**What is expected:**
Without including any pictures, copy each entry below exactly.

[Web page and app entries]
::::::

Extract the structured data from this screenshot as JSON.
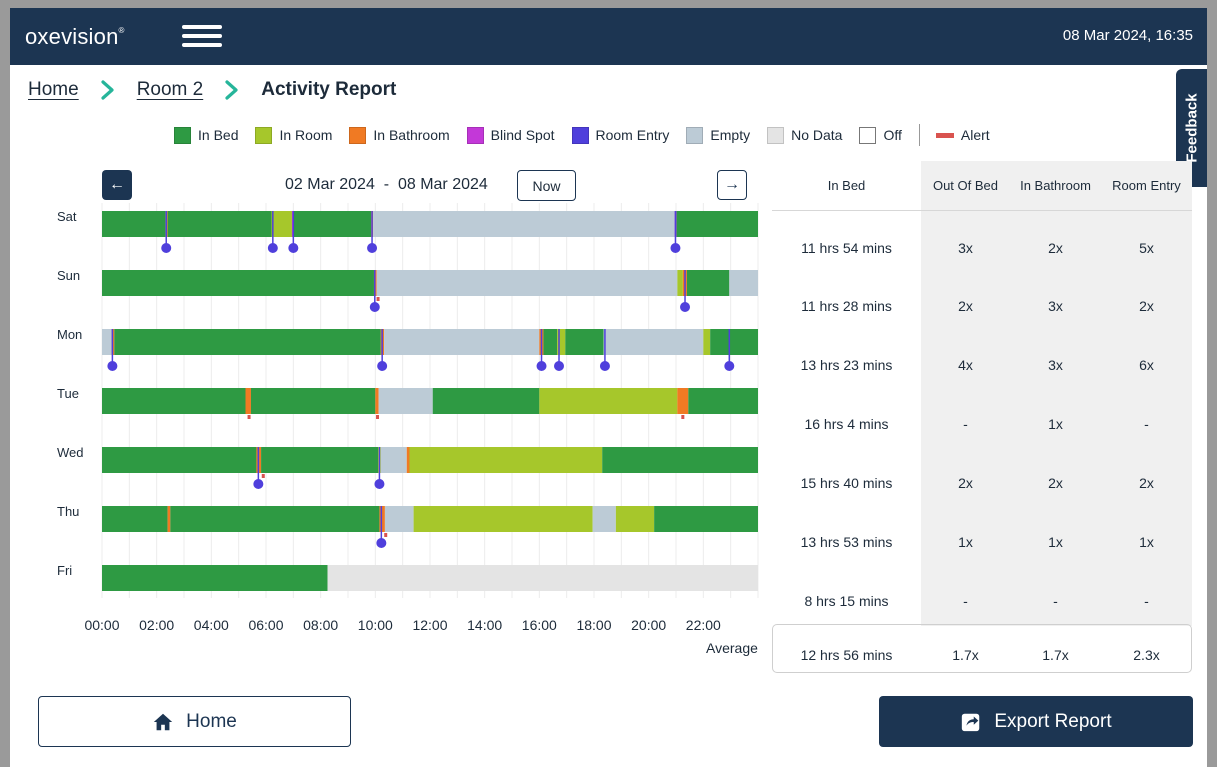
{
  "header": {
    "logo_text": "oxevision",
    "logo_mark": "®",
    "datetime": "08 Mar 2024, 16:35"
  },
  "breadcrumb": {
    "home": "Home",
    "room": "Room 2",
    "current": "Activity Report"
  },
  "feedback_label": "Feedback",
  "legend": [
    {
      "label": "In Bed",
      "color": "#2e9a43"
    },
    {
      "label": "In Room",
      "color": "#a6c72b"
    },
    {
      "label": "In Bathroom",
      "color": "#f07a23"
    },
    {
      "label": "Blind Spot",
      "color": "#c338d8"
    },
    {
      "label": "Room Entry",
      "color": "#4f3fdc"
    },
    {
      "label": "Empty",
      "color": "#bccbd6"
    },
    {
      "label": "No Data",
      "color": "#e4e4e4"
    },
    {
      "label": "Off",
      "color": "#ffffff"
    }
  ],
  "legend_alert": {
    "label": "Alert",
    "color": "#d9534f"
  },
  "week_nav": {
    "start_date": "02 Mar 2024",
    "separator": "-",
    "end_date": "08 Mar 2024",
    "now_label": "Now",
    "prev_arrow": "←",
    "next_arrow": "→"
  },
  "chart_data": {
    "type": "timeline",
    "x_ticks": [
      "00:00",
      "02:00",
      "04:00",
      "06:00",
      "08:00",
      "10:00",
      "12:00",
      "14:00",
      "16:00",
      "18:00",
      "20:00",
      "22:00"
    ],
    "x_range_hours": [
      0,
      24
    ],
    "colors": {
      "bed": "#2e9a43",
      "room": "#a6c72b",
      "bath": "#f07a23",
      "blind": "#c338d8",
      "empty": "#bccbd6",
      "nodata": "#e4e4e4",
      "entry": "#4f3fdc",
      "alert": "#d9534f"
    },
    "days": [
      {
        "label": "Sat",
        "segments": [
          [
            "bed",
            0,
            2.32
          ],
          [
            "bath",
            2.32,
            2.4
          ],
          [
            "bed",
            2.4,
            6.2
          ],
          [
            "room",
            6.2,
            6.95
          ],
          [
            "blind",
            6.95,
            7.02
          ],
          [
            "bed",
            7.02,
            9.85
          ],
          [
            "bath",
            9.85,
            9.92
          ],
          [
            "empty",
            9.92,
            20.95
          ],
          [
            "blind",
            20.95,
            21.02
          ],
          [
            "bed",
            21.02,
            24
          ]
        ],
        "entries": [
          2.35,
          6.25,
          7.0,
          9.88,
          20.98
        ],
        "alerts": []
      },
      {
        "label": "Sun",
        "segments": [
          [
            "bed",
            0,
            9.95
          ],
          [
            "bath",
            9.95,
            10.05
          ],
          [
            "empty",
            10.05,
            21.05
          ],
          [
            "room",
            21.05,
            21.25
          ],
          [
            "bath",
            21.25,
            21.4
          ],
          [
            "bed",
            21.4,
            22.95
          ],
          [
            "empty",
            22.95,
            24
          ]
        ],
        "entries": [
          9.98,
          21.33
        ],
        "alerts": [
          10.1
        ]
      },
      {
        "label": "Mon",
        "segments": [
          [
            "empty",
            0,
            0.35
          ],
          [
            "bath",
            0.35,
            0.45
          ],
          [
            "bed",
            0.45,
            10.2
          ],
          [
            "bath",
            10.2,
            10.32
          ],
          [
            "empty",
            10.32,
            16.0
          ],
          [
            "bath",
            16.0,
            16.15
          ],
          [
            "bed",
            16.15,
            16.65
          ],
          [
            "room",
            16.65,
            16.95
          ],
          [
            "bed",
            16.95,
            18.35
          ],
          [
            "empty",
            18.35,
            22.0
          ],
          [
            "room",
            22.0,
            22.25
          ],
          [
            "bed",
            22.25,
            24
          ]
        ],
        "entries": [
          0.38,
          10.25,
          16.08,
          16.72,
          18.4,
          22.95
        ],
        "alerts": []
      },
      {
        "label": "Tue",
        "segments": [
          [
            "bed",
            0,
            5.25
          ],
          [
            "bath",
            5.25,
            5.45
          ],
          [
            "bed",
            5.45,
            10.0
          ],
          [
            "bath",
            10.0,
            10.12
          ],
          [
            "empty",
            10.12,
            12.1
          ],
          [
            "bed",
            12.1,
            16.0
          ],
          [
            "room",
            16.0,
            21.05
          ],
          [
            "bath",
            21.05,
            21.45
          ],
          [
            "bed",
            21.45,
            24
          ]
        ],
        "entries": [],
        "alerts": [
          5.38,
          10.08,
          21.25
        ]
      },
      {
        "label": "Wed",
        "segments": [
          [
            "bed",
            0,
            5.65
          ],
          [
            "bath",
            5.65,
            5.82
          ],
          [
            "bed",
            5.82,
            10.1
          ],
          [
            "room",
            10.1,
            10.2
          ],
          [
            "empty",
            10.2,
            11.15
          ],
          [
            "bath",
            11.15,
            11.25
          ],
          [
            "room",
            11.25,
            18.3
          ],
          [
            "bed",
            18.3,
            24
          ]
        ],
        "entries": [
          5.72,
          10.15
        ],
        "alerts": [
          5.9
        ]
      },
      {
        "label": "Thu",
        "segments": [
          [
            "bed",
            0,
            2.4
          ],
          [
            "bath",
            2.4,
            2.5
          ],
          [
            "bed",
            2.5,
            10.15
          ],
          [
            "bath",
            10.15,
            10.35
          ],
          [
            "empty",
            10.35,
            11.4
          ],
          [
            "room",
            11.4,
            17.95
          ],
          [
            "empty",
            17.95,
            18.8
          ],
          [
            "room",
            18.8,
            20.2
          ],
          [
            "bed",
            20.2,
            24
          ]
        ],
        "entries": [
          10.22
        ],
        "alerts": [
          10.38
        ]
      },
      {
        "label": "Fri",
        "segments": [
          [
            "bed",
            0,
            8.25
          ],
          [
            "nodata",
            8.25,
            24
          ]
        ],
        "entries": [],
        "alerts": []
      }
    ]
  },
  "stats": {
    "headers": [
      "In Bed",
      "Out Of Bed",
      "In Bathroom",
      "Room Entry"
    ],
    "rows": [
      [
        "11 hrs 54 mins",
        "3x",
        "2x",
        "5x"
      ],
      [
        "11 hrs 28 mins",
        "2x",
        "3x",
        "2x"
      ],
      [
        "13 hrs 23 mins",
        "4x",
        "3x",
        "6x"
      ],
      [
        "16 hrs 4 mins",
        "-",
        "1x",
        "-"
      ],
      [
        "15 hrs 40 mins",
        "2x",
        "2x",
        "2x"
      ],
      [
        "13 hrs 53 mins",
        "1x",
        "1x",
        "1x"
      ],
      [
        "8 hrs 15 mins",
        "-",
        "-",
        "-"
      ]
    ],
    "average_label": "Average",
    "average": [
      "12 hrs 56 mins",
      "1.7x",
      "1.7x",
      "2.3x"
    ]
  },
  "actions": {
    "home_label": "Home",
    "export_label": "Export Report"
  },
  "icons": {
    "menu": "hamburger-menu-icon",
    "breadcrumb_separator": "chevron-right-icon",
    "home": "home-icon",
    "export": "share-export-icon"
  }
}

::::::

**Answer area:**
Extract the structured data from this screenshot as JSON.
{
  "header": {
    "logo_text": "oxevision",
    "logo_mark": "®",
    "datetime": "08 Mar 2024, 16:35"
  },
  "breadcrumb": {
    "home": "Home",
    "room": "Room 2",
    "current": "Activity Report"
  },
  "feedback_label": "Feedback",
  "legend": [
    {
      "label": "In Bed",
      "color": "#2e9a43"
    },
    {
      "label": "In Room",
      "color": "#a6c72b"
    },
    {
      "label": "In Bathroom",
      "color": "#f07a23"
    },
    {
      "label": "Blind Spot",
      "color": "#c338d8"
    },
    {
      "label": "Room Entry",
      "color": "#4f3fdc"
    },
    {
      "label": "Empty",
      "color": "#bccbd6"
    },
    {
      "label": "No Data",
      "color": "#e4e4e4"
    },
    {
      "label": "Off",
      "color": "#ffffff"
    }
  ],
  "legend_alert": {
    "label": "Alert",
    "color": "#d9534f"
  },
  "week_nav": {
    "start_date": "02 Mar 2024",
    "separator": "-",
    "end_date": "08 Mar 2024",
    "now_label": "Now",
    "prev_arrow": "←",
    "next_arrow": "→"
  },
  "chart_data": {
    "type": "timeline",
    "x_ticks": [
      "00:00",
      "02:00",
      "04:00",
      "06:00",
      "08:00",
      "10:00",
      "12:00",
      "14:00",
      "16:00",
      "18:00",
      "20:00",
      "22:00"
    ],
    "x_range_hours": [
      0,
      24
    ],
    "colors": {
      "bed": "#2e9a43",
      "room": "#a6c72b",
      "bath": "#f07a23",
      "blind": "#c338d8",
      "empty": "#bccbd6",
      "nodata": "#e4e4e4",
      "entry": "#4f3fdc",
      "alert": "#d9534f"
    },
    "days": [
      {
        "label": "Sat",
        "segments": [
          [
            "bed",
            0,
            2.32
          ],
          [
            "bath",
            2.32,
            2.4
          ],
          [
            "bed",
            2.4,
            6.2
          ],
          [
            "room",
            6.2,
            6.95
          ],
          [
            "blind",
            6.95,
            7.02
          ],
          [
            "bed",
            7.02,
            9.85
          ],
          [
            "bath",
            9.85,
            9.92
          ],
          [
            "empty",
            9.92,
            20.95
          ],
          [
            "blind",
            20.95,
            21.02
          ],
          [
            "bed",
            21.02,
            24
          ]
        ],
        "entries": [
          2.35,
          6.25,
          7.0,
          9.88,
          20.98
        ],
        "alerts": []
      },
      {
        "label": "Sun",
        "segments": [
          [
            "bed",
            0,
            9.95
          ],
          [
            "bath",
            9.95,
            10.05
          ],
          [
            "empty",
            10.05,
            21.05
          ],
          [
            "room",
            21.05,
            21.25
          ],
          [
            "bath",
            21.25,
            21.4
          ],
          [
            "bed",
            21.4,
            22.95
          ],
          [
            "empty",
            22.95,
            24
          ]
        ],
        "entries": [
          9.98,
          21.33
        ],
        "alerts": [
          10.1
        ]
      },
      {
        "label": "Mon",
        "segments": [
          [
            "empty",
            0,
            0.35
          ],
          [
            "bath",
            0.35,
            0.45
          ],
          [
            "bed",
            0.45,
            10.2
          ],
          [
            "bath",
            10.2,
            10.32
          ],
          [
            "empty",
            10.32,
            16.0
          ],
          [
            "bath",
            16.0,
            16.15
          ],
          [
            "bed",
            16.15,
            16.65
          ],
          [
            "room",
            16.65,
            16.95
          ],
          [
            "bed",
            16.95,
            18.35
          ],
          [
            "empty",
            18.35,
            22.0
          ],
          [
            "room",
            22.0,
            22.25
          ],
          [
            "bed",
            22.25,
            24
          ]
        ],
        "entries": [
          0.38,
          10.25,
          16.08,
          16.72,
          18.4,
          22.95
        ],
        "alerts": []
      },
      {
        "label": "Tue",
        "segments": [
          [
            "bed",
            0,
            5.25
          ],
          [
            "bath",
            5.25,
            5.45
          ],
          [
            "bed",
            5.45,
            10.0
          ],
          [
            "bath",
            10.0,
            10.12
          ],
          [
            "empty",
            10.12,
            12.1
          ],
          [
            "bed",
            12.1,
            16.0
          ],
          [
            "room",
            16.0,
            21.05
          ],
          [
            "bath",
            21.05,
            21.45
          ],
          [
            "bed",
            21.45,
            24
          ]
        ],
        "entries": [],
        "alerts": [
          5.38,
          10.08,
          21.25
        ]
      },
      {
        "label": "Wed",
        "segments": [
          [
            "bed",
            0,
            5.65
          ],
          [
            "bath",
            5.65,
            5.82
          ],
          [
            "bed",
            5.82,
            10.1
          ],
          [
            "room",
            10.1,
            10.2
          ],
          [
            "empty",
            10.2,
            11.15
          ],
          [
            "bath",
            11.15,
            11.25
          ],
          [
            "room",
            11.25,
            18.3
          ],
          [
            "bed",
            18.3,
            24
          ]
        ],
        "entries": [
          5.72,
          10.15
        ],
        "alerts": [
          5.9
        ]
      },
      {
        "label": "Thu",
        "segments": [
          [
            "bed",
            0,
            2.4
          ],
          [
            "bath",
            2.4,
            2.5
          ],
          [
            "bed",
            2.5,
            10.15
          ],
          [
            "bath",
            10.15,
            10.35
          ],
          [
            "empty",
            10.35,
            11.4
          ],
          [
            "room",
            11.4,
            17.95
          ],
          [
            "empty",
            17.95,
            18.8
          ],
          [
            "room",
            18.8,
            20.2
          ],
          [
            "bed",
            20.2,
            24
          ]
        ],
        "entries": [
          10.22
        ],
        "alerts": [
          10.38
        ]
      },
      {
        "label": "Fri",
        "segments": [
          [
            "bed",
            0,
            8.25
          ],
          [
            "nodata",
            8.25,
            24
          ]
        ],
        "entries": [],
        "alerts": []
      }
    ]
  },
  "stats": {
    "headers": [
      "In Bed",
      "Out Of Bed",
      "In Bathroom",
      "Room Entry"
    ],
    "rows": [
      [
        "11 hrs 54 mins",
        "3x",
        "2x",
        "5x"
      ],
      [
        "11 hrs 28 mins",
        "2x",
        "3x",
        "2x"
      ],
      [
        "13 hrs 23 mins",
        "4x",
        "3x",
        "6x"
      ],
      [
        "16 hrs 4 mins",
        "-",
        "1x",
        "-"
      ],
      [
        "15 hrs 40 mins",
        "2x",
        "2x",
        "2x"
      ],
      [
        "13 hrs 53 mins",
        "1x",
        "1x",
        "1x"
      ],
      [
        "8 hrs 15 mins",
        "-",
        "-",
        "-"
      ]
    ],
    "average_label": "Average",
    "average": [
      "12 hrs 56 mins",
      "1.7x",
      "1.7x",
      "2.3x"
    ]
  },
  "actions": {
    "home_label": "Home",
    "export_label": "Export Report"
  },
  "icons": {
    "menu": "hamburger-menu-icon",
    "breadcrumb_separator": "chevron-right-icon",
    "home": "home-icon",
    "export": "share-export-icon"
  }
}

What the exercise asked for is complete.